Lynch, however, said the driver shortage hasn’t affected his company’s operations yet. TL Trucking is small, and he’s been able to hire people by word of mouth.
“Things just kind of fell into place,” he said. “For other companies looking to hire 10, 20 drivers, it can be really hard to find drivers. I’m only looking for one occasionally, because I’m just starting up and growing, so it wasn’t too hard.”
Once he got his CDL, Wood said he didn’t have any problem finding work, but explained that rather than a shortage of drivers, there’s a great deal of concern about a looming wave of older drivers retiring that could make for a severe shortage in the future.
“It’s scaring some people,” Wood said. “Because there’s somewhere of a recession, at least in Washington, for flatbed work. So we got pretty lucky getting this route. And it’s constant because some of the flatbed (hauling) stuff has been harder for a few of the dispatchers we’ve worked with.”
Big Bend Community College offers a five-week-long CDL program for six students twice a semester year-round, according to Julie Gamboa, the program’s coordinator. Demand for truck drivers remains high, Gamboa said, with a mix of companies looking for both long-haul and local drivers.

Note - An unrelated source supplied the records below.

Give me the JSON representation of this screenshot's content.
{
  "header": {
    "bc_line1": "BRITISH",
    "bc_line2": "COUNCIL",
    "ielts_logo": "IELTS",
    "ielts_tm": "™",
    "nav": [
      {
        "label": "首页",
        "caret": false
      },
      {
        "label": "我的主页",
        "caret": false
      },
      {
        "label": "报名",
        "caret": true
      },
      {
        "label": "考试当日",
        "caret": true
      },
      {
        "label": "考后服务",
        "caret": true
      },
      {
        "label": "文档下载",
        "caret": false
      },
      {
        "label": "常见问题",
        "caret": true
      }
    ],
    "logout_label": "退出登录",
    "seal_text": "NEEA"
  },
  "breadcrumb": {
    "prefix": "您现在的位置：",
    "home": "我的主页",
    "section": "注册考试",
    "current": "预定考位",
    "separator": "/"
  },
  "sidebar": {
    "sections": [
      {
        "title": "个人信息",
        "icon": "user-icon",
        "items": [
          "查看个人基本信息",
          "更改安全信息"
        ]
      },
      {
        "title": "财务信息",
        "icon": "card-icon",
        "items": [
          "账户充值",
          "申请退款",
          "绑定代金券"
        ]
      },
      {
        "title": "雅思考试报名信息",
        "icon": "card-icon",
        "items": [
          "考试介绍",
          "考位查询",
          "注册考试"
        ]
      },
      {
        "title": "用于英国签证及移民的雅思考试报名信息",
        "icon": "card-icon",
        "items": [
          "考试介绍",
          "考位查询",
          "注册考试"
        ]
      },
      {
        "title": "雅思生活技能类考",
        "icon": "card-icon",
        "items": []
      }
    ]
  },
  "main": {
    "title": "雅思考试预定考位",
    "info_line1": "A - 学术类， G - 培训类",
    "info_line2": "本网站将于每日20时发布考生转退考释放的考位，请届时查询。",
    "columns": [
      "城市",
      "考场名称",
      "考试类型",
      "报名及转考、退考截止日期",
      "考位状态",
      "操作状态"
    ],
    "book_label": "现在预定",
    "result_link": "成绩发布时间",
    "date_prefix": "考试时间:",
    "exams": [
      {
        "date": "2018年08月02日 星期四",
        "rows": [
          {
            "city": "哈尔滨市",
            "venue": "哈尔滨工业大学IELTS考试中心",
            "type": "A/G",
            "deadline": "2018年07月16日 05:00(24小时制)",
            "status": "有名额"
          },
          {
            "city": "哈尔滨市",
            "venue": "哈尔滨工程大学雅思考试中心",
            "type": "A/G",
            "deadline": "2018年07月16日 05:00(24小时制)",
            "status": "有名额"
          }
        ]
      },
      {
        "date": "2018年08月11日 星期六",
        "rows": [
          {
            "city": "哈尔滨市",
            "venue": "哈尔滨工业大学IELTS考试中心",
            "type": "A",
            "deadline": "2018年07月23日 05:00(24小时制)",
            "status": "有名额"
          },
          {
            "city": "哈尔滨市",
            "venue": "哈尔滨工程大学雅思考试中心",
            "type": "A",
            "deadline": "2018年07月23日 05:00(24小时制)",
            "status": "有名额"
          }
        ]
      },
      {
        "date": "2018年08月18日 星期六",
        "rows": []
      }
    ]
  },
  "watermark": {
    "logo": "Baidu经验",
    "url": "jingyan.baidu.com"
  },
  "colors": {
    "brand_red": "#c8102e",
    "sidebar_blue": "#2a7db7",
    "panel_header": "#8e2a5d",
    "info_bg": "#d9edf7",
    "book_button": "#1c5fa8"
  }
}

“We have quite a few that will call looking for drivers,” Gamboa said. “They want to come in and make presentations and speak to students.”
While Wood said he likes being on the road and has learned a lot about the route from Pasco to Tacoma to Caldwell and back to Pasco, noting that he’s driving it so much he knows every bump on I-90. However, Wood added that even with the familiarity, the work is hardly routine. Not when you’re hauling 30 tons of hay or processed palm oil on a crowded, fast-moving interstate.
“You have to pay attention or something bad is going to happen,” he said. “Also, nothing ever goes according to plan. Nothing. There’s always something that you might have to adjust here and there.”
For example, Wood has to stop several times during his trip along S.R. 26 from Othello to the I-90 interchange to clean the ice of his rearview mirrors. Freezing fog, however, is the worst problem Wood dealt with on this trip. It was cold but Snoqualmie Pass was clear and now new snow fell anywhere on his route.
“At least we didn’t have to chain up,” he said.
Every delay runs the clock on the federally mandated 60-hour work week for truck drivers, Wood said, a work week that means he isn’t home as often as he would like and sometimes simply isn’t long enough to get everything done that needs to be done.
“It can eat into your 60 hours real quick,” he said. “Sometimes I can’t stop for lunch for very long, and sometimes I don’t have enough time to get home and I’m stuck someplace for the weekend.”
There’s tremendous incentive among dispatchers, drivers and trucking companies to cheat on work hours, Wood said, because drivers who fudge their hours can haul more cargo, appear more productive and make their employers more money. In fact, Wood said a previous dispatcher ran him out of hours while he was driving his big rig through the middle of Seattle, forcing him to pull off the road and find a place to stay.
“If you don’t tell them no, they will run you hard,” Wood said.
“It’s not a question of if there’s going to be problems, it’s a question of when and what kind of problems they are,” Lynch added. “It could be anything from a tire goes flat to it’s really cold outside and the truck won’t start. … And that’s when you kind of grit your teeth and start fixing things.”
Even with the difficulties, everything from bad weather to mechanical problems to a long list of federal and state regulations, Lynch is hoping to expand his operations, to haul more alfalfa and timothy hay, and even palm fat. Doing his tiny part in moving the region’s goods.
“We’re basically learning what swimming’s like in the big pond, what it’s like in the business life,” he said. “It’s hard work, admittedly, but you know, making a living never came easy. So it needs to be done.”
Charles H. Featherstone can be reached at firstname.lastname@example.org.